Therefore, compounds normally only soluble in polar organic solvents such as alcohols can be successfully extracted from raw materials.
“If a solvent is very polar then it is dissolving things that are water-soluble, if it’s non-polar it’s dissolving oily things. We are making water, which normally only dissolves very polar things, dissolve things which are less polar,” explained Dr Gary Wheatley, director at AET.
SWE can be considered a “green” technology, said AET, as it can replace harmful and flammable organic solvents in extraction processes.
“SWE is normally a very efficient extraction process due to the high diffusion of solvent molecules at elevated temperatures and pressure,” added the firm.

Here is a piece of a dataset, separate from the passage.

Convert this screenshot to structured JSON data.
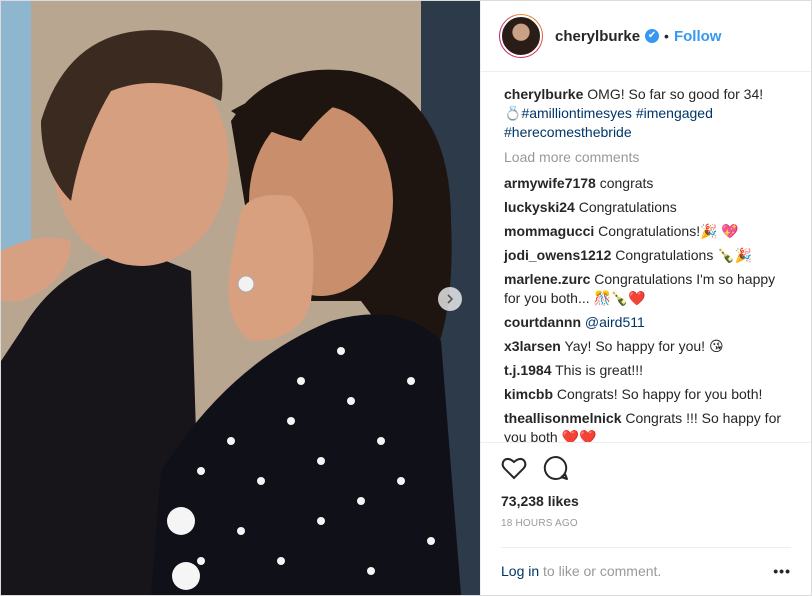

The second project AET is working on with the University of York is with its Green Chemistry Centre of Excellence (GCCE), focusing on anti-oxidants and anti-inflammatories.
AET has signed an agreement with the GCCE to investigate extracting potentially valuable polyphenols from citrus waste. Polyphenols are naturally occurring chemicals found in plants.
This waste is available in large quantities, for example from the juicing industry, but currently has little commercial value and is primarily used to add bulk to animal feed.
Dr Wheatley said: “These citrus polyphenols are expected to exhibit both anti-oxidant and anti-inflammatory properties and may find applications in both food and skincare products.”
“The beauty of these projects is that we are not only finding high-value applications for natural chemicals derived from wastes, but we are also applying ‘green chemistry’ to do this, i.e. not using hazardous chemicals and applying simple, environmentally benign technologies,” said Professor James Clark, director of the GCCE.
Both projects have been made possible through funding at the BDC and the GCCE from the European Regional Development Fund, which is available to eligible small to medium-sized businesses in Yorkshire and Humber.
AET, which is based in Little Weighton, was set up in 2007 by Dr Wheatley and Ken Davison, originally to investigate applications of SWE technology in the production of pharmaceutical compounds from plant sources.
“We still carry out this work but recently have realised that SWE also has great potential for converting agricultural waste and other plant biomass into the precursors (i.e. fermentable sugars) for production of bioethanol and other biofuels”, said Dr Wheat-ley.